Engage

Losing Mommy Guilt and Choosing Baby Kisses

Guilt.

The “Motherhood Guilt” creeps in from Day One; well, actually, from before that.  The experts start talking (i.e. we start reading), and we realize how, even as the baby is in the womb, we are doing it all wrong. The guilt keeps growing as the little one comes into this world, and we start to make those seemingly all important decisions: Faber, Sears, Whisperer, or Happiest on the Block? The voices of friends, neighbors, mommas, and even strangers flood us with instruction. Who do we listen to? And, why is our own voice and, more importantly, God’s voice the last ones we consider?

I'm tired of it. (Well, let's be honest, I'm just tired.) But, I am also looking for some ways to change.

Guilt.

The “Motherhood Guilt” creeps in from Day One; well, actually, from before that.  The experts start talking (i.e. we start reading), and we realize how, even as the baby is in the womb, we are doing it all wrong. The guilt keeps growing as the little one comes into this world, and we start to make those seemingly all important decisions: Faber, Sears, Whisperer, or Happiest on the Block? The voices of friends, neighbors, mommas, and even strangers flood us with instruction. Who do we listen to? And, why is our own voice and, more importantly, God’s voice the last ones we consider?

I'm tired of it. (Well, let's be honest, I'm just tired.) But, I am also looking for some ways to change.

You see, my little five-month-old is a bundle of activity, excitement, and smiles. He smiles and laughs at everyone he sees and is about the most extroverted baby I’ve ever met (this produced from two pretty introverted parents who love just spending time at home). However, I’m constantly missing how great he is because I’m worried about why he isn’t taking three long naps, rather than his normal four to five shorter ones, each day. Seriously, I’m choosing naps over smiles.

Then there’s the fact that he gets fussy later in the day, but he’s easily distracted by kisses. Do I enjoy this? No, I’m usually just busy figuring out how I can keep him from getting fussy in the first place, rather than enjoying that I can kiss him until he forgets all about his fussiness.

I’m totally out of whack here, as I’m more worried about schedules and creating the “right” routine. I’ve barely got time to enjoy my child, my husband, or my God. And I finally realized it when I read this blog:
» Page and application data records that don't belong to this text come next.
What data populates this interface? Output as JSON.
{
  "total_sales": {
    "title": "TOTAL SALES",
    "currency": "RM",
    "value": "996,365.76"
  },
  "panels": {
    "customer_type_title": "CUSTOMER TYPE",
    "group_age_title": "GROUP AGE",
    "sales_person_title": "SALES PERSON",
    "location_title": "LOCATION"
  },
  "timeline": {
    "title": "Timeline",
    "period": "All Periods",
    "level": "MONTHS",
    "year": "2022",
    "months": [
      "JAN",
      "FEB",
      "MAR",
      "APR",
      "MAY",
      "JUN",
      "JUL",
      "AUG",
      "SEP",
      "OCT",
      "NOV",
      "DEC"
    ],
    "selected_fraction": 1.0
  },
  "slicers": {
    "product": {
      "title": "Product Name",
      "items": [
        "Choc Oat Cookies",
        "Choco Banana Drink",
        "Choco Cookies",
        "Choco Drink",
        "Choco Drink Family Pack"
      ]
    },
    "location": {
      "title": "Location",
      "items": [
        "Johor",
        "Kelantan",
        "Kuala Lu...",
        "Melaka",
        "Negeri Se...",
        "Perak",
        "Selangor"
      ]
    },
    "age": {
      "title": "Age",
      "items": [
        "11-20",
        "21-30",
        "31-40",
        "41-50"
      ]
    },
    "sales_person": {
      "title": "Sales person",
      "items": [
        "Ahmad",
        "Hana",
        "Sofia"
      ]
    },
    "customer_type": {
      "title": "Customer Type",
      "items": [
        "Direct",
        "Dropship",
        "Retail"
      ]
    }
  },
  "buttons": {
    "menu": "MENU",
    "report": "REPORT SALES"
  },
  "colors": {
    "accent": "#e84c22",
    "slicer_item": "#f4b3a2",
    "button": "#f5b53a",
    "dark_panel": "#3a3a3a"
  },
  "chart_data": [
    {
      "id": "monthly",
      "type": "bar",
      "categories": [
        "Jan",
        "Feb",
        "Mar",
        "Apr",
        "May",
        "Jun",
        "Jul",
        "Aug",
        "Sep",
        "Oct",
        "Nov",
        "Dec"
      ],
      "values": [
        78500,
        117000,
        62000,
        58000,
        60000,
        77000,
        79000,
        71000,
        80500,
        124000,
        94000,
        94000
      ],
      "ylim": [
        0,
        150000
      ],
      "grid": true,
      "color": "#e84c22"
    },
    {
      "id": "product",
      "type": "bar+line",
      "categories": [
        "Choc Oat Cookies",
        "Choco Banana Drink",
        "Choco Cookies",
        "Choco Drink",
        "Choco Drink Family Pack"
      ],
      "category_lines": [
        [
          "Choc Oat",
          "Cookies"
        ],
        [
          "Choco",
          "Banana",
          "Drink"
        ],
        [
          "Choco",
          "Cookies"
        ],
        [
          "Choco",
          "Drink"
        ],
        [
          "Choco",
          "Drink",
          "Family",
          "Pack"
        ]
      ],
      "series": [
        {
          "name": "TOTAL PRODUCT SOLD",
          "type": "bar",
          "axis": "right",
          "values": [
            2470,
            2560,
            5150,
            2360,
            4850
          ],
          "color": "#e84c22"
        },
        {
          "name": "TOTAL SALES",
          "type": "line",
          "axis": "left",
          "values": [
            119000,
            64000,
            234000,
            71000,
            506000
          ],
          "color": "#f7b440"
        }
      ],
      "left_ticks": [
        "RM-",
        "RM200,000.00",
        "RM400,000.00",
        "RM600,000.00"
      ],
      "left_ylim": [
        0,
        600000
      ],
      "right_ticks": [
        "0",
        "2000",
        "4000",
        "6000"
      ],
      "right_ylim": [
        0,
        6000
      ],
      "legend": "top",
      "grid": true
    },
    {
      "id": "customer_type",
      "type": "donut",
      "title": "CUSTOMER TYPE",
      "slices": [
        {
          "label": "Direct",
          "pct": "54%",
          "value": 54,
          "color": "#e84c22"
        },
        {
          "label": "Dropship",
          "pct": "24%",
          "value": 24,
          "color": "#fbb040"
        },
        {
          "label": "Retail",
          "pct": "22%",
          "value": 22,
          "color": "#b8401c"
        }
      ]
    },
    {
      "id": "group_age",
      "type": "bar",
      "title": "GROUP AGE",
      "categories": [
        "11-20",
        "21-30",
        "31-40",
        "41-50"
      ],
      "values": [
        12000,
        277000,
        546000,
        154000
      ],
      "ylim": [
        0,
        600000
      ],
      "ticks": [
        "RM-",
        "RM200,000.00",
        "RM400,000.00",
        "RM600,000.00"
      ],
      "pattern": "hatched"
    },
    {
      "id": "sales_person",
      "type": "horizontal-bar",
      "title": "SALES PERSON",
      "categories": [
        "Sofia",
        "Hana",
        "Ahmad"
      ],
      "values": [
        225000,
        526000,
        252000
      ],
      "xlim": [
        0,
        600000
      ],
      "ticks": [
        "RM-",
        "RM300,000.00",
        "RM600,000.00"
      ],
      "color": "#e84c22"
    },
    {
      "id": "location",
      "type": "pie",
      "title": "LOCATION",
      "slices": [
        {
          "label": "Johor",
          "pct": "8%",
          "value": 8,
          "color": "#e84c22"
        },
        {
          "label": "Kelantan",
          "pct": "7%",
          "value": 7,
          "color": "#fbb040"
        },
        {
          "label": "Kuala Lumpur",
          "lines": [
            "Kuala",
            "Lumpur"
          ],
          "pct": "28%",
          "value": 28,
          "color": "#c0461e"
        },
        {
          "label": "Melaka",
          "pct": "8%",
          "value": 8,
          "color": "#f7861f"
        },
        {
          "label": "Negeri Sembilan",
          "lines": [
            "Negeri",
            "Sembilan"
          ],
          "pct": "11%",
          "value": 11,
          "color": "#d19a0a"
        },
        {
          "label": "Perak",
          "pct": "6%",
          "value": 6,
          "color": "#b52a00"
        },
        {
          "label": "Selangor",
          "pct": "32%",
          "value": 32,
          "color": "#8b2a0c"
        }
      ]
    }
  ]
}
"In and of themselves, schedules and systems and plans – all of those things in which we creatures of habit find comfort – they’re fine and good.  It’s when scheduling is elevated above seeking and planning pushes aside prayer, when the charts and instructions and pre-formed expectations become idols and careful comfort becomes clinging to control – that’s when we run the risk of living under fear instead of following God into freedom.  I’m looking, daily, to let Him teach me the difference."

Some mommy friends and I have been discussing this and what it means really to seek Him and the freedom He can offer. But, how do you get through the busyness of a day and find God in the midst? I’ve been listening to some Bible online during feeding times, but really I want to know some more ways. Give me your thoughts.

Married, single, with or without children. We’re all crazy busy. How do you do it?

Now if you’ll excuse me, I’ve got a fussy baby to start kissing.

Jamie Lath is a middle child that has no baby picture without her older sister in it. Even with only two siblings, she grew up with family everywhere because all her aunts, uncles, grandparents, cousins, and even second-cousins lived in her hometown. With forty people at her birthday parties (all relatives) and her sister in every picture, she knows a little about community, and it's everlastingness. This has brought most of her ministry focus into meeting people where they're at, listening closely (especially to those who feel voiceless and like no one is listening), and helping them find God's voice in the mix. Jamie graduated with a BA in Communication Studies from the University of North Texas. Following a year of teaching English in China, she returned to the states to attend Dallas Theological Seminary. She received a Th.M. with a focus on Media Arts. Her background in the arts (ballet, writing, and acting) has given her an understanding of how creative expressions can give people a safe place to begin exploring how to use their voice and how it can touch hearts to hear God’s voice. She also blogs at I just called to say "Olive Juice."